**EXERCISE AIM:**
Using the data that follows, give the number of lines where the string "link" occurs, and nothing else.

Entries taken from a collection
-- Opening Marker --

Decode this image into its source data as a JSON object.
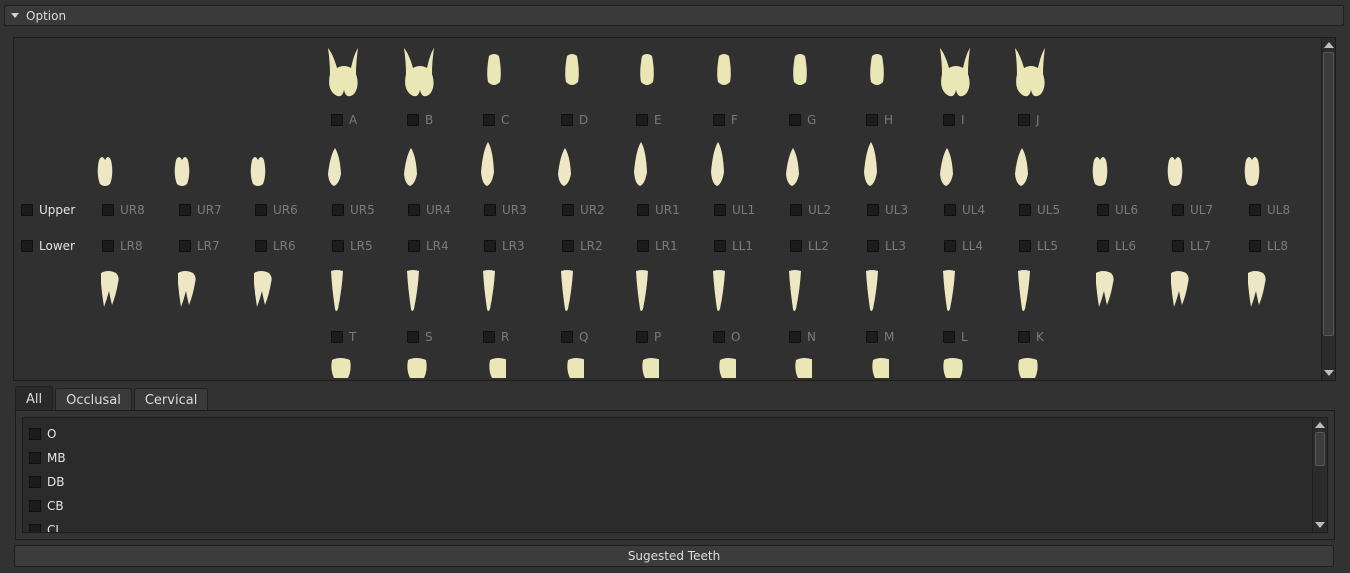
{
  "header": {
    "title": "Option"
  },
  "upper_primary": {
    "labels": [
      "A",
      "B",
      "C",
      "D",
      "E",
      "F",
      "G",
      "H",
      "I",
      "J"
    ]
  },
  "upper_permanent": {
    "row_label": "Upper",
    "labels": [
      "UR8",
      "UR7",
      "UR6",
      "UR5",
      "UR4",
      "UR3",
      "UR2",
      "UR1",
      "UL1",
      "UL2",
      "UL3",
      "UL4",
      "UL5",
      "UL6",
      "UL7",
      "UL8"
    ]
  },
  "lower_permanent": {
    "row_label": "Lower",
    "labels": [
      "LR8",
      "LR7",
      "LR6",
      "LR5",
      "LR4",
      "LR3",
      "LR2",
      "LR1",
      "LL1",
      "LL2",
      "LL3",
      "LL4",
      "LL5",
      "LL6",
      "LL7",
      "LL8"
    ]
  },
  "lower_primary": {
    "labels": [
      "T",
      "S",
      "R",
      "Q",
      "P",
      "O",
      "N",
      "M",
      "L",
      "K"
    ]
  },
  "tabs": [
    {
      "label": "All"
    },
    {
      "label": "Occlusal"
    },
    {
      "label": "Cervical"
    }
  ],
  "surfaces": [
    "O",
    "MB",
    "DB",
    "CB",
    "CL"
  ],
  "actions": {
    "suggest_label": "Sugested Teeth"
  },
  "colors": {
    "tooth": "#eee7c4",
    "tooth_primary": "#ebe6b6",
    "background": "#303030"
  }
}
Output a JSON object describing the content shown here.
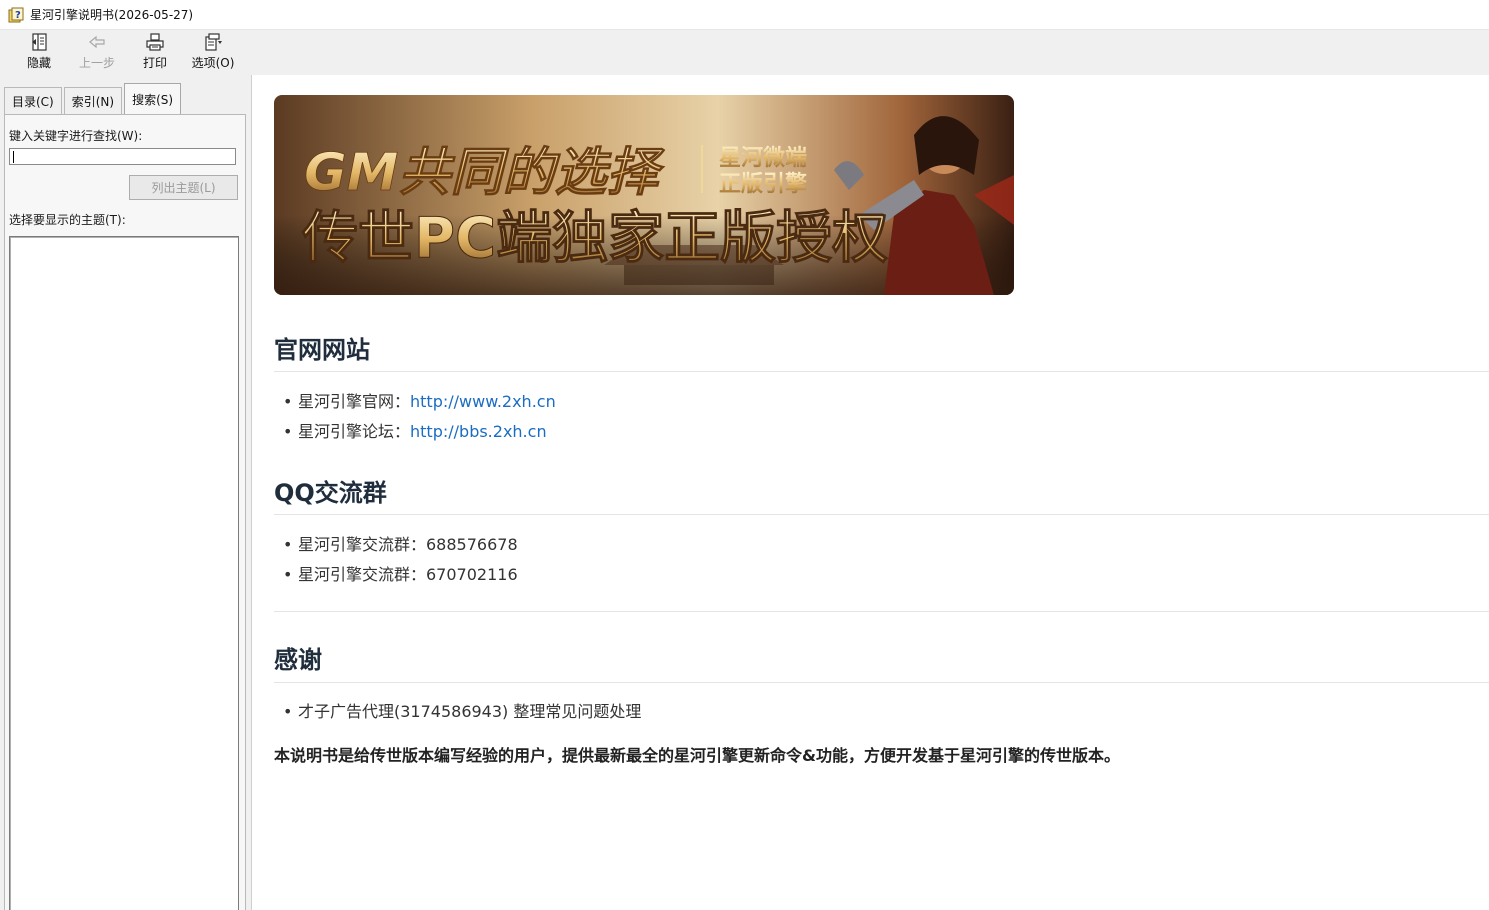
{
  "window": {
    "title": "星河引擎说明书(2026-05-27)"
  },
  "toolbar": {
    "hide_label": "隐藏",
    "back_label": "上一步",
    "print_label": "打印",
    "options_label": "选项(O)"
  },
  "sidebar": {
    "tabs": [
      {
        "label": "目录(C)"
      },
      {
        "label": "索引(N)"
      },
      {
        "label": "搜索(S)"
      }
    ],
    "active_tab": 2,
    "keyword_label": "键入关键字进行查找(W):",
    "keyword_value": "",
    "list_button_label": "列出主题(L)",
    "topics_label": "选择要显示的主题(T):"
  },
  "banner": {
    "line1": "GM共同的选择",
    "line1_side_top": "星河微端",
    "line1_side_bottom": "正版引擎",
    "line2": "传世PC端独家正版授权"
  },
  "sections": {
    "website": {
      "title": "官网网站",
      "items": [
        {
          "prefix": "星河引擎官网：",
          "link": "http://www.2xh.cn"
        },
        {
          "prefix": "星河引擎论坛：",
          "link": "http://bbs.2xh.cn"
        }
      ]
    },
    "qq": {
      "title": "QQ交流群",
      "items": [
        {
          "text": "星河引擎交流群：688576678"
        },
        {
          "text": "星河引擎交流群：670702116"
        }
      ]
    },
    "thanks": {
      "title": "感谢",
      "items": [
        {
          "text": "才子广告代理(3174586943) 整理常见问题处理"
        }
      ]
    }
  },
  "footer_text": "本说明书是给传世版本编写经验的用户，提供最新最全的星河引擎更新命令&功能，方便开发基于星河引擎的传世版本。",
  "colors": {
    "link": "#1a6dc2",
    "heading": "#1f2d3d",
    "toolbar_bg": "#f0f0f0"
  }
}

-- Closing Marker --

**SOLUTION:**
3